You would think that clothing companies would do their research on mental health and listen to the consumers who are unhappy about how these labels are affecting their kids and teens. Anorexia nervosa has the highest mortality rate of any psychological disorder; certainly the higher ups and employees within the clothing companies must know someone who is or has been affected.
Or perhaps, they turn a blind eye, like this country has done for so long. Why? There are many reasons, but I would say that in the case of retailers a lack of education and focus on profit are the biggest culprits. To actually think about the well-being of others means to stop thinking about themselves, and to do that would (gasp!) would mean to potentially lose money, at least for the short-term.

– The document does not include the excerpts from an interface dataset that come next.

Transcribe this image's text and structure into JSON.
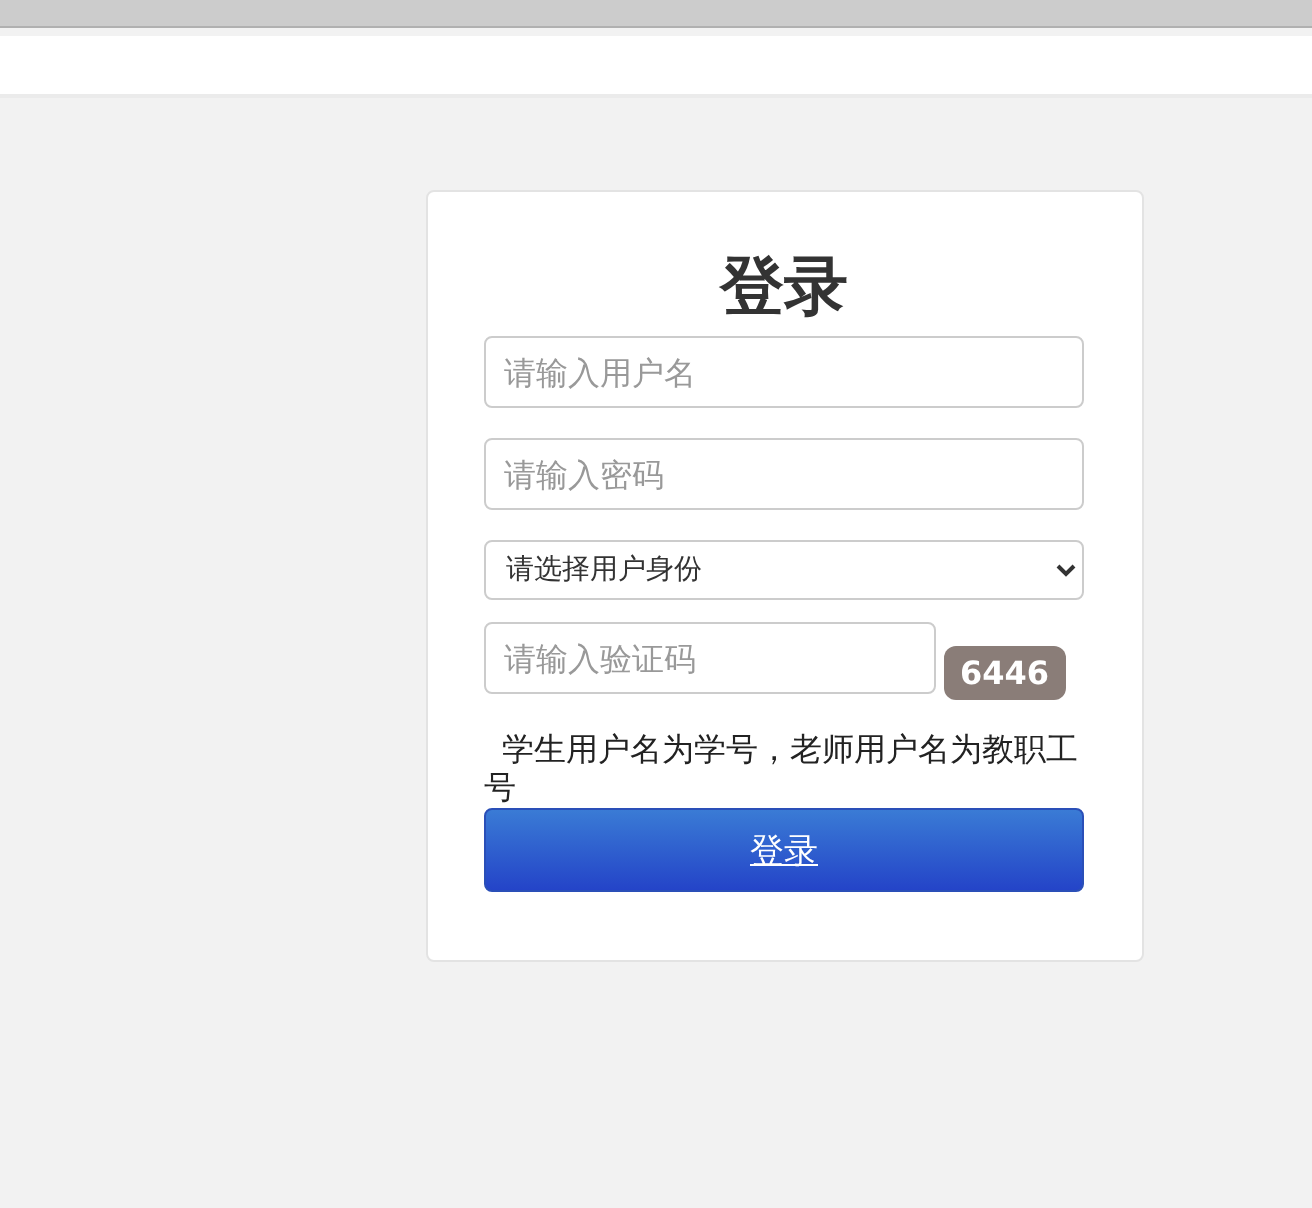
{
  "login_form": {
    "title": "登录",
    "username": {
      "placeholder": "请输入用户名"
    },
    "password": {
      "placeholder": "请输入密码"
    },
    "role": {
      "value": "请选择用户身份"
    },
    "captcha": {
      "placeholder": "请输入验证码",
      "code": "6446"
    },
    "hint": "学生用户名为学号，老师用户名为教职工号",
    "submit": "登录"
  }
}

I am relentless in advocating for change because eating disorders are an issue that affect over 30,000,000 people in America alone, and those are just the reported amounts. And, as a former fashion model who was always trying to fit into the fashion industry’s unrealistic sizes and portray an unhealthy image for impressionable minds, I am adamant about helping to restructure the business and stop the selling of products that are damaging to consumers. At the very least, we can start with mental health education – everyone needs it, especially the advertising and fashion industries.

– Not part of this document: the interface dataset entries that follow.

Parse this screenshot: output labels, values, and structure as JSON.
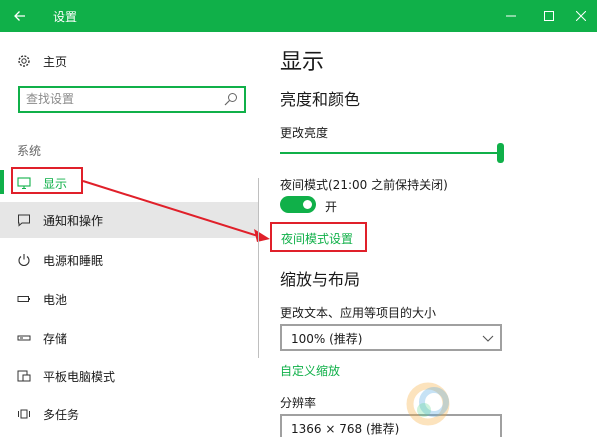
{
  "titlebar": {
    "title": "设置",
    "bg_color": "#10b049"
  },
  "sidebar": {
    "home_label": "主页",
    "search_placeholder": "查找设置",
    "section_label": "系统",
    "items": [
      {
        "label": "显示",
        "icon": "monitor-icon"
      },
      {
        "label": "通知和操作",
        "icon": "notification-icon"
      },
      {
        "label": "电源和睡眠",
        "icon": "power-icon"
      },
      {
        "label": "电池",
        "icon": "battery-icon"
      },
      {
        "label": "存储",
        "icon": "storage-icon"
      },
      {
        "label": "平板电脑模式",
        "icon": "tablet-icon"
      },
      {
        "label": "多任务",
        "icon": "multitask-icon"
      }
    ]
  },
  "main": {
    "title": "显示",
    "section_brightness": "亮度和颜色",
    "brightness_label": "更改亮度",
    "brightness_level": 1.0,
    "night_mode_label": "夜间模式(21:00 之前保持关闭)",
    "night_mode_state": "开",
    "night_mode_on": true,
    "night_mode_settings_link": "夜间模式设置",
    "section_scale": "缩放与布局",
    "scale_label": "更改文本、应用等项目的大小",
    "scale_value": "100% (推荐)",
    "custom_scale_link": "自定义缩放",
    "resolution_label": "分辨率",
    "resolution_value": "1366 × 768 (推荐)"
  },
  "colors": {
    "accent": "#10b049",
    "annotation": "#e0202a"
  }
}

Even if someone has not suffered from an eating disorder, almost everyone has been affected by low self-esteem and poor body image, however children and adolescents are particularly vulnerable; they don’t need added pressure from retailers telling them that they need to look a certain way in order to be accepted and valued.
Finding the Solution
Lately I have been working with California Assemblymember Marc Levine, the National Eating Disorders Association, Sara Ziff from the Model Alliance and Dr. Bryn Austin, the director of Harvard STRIPED, on AB 2539, which will create healthier standards and promote the labor rights of models in the fashion industry. One thing that has stuck out to me in reading Dr. Austin’s research is how crucial prevention is. As she puts it, there is not a whole lot of literature and research dedicated to preventing eating disorders. Tying into Dr. Austin’s research lies my main interest: mental health education in the workplace, particularly the modeling industry. When we educate, we can help to prevent. I think that back during Karen Carpenter’s unfortunate and highly publicized case, eating disorders became known and glamorized because of the media – it’s what they do, they sensationalize – but they have yet to educate the public properly about eating disorders and mental health in general.
The National Eating Disorders Association has been introducing literature on eating disorders into various workplaces. Education is power because when we educate we have the knowledge to understand the what, why, when, how and who. If clothing retailers are uneducated when it comes to eating disorders and the impact their marketing schemes are having on young people, and if they are only thinking about profit, then they will continue to contribute to the mental decline and fatalities of our youth. Focusing on prevention and education in the workplace are crucial steps towards changing the way retailers and advertisers approach consumers – especially our youth.
What are your thoughts? I’d love to hear them! Drop me a line – firstname.lastname@example.org